Taking a different stance is Green Party co-leader Rod Donald who opposes the China FTA, saying it will bring New Zealand manufacturing "to its knees".
Rather than enter a "race to the bottom", New Zealand should refuse to engage in talks with a country that has low wages and poor working conditions for many workers, he says.
And he has little time for the Government’s claim that New Zealand should move to niche, high-end manufacturing when those are just the kinds of businesses closing or retrenching.
"So where are the jobs being created to replace those being sacrificed?"
The outline of a deal is still probably years away but the Foreign Affairs and Trade Ministry’s initial report covers areas like tariffs, customs facilitation, inward investment, e-commerce, intellectual property, population mobility and trade in services such as tourism, education and financial and professional services.
Despite potential difficulties in some areas, Mr Sutton says New Zealand has done the hard yards in liberalising its own economy and is "well placed" to negotiate an ambitious outcome in the China FTA.
But it is also by no means a done deal.

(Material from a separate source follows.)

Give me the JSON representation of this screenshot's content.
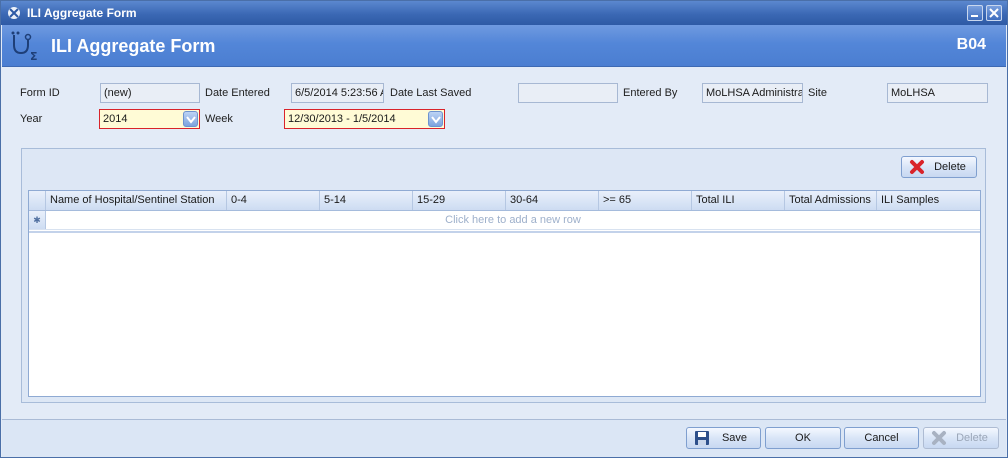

"We have embarked with bilateral free trade agreements in the past and got to the point where we couldn’t reach agreement on terms beneficial to New Zealand and we didn’t proceed and that could happen in any bilateral FTA and we wouldn’t hesitate if the risks were too great or costs outweighed benefits."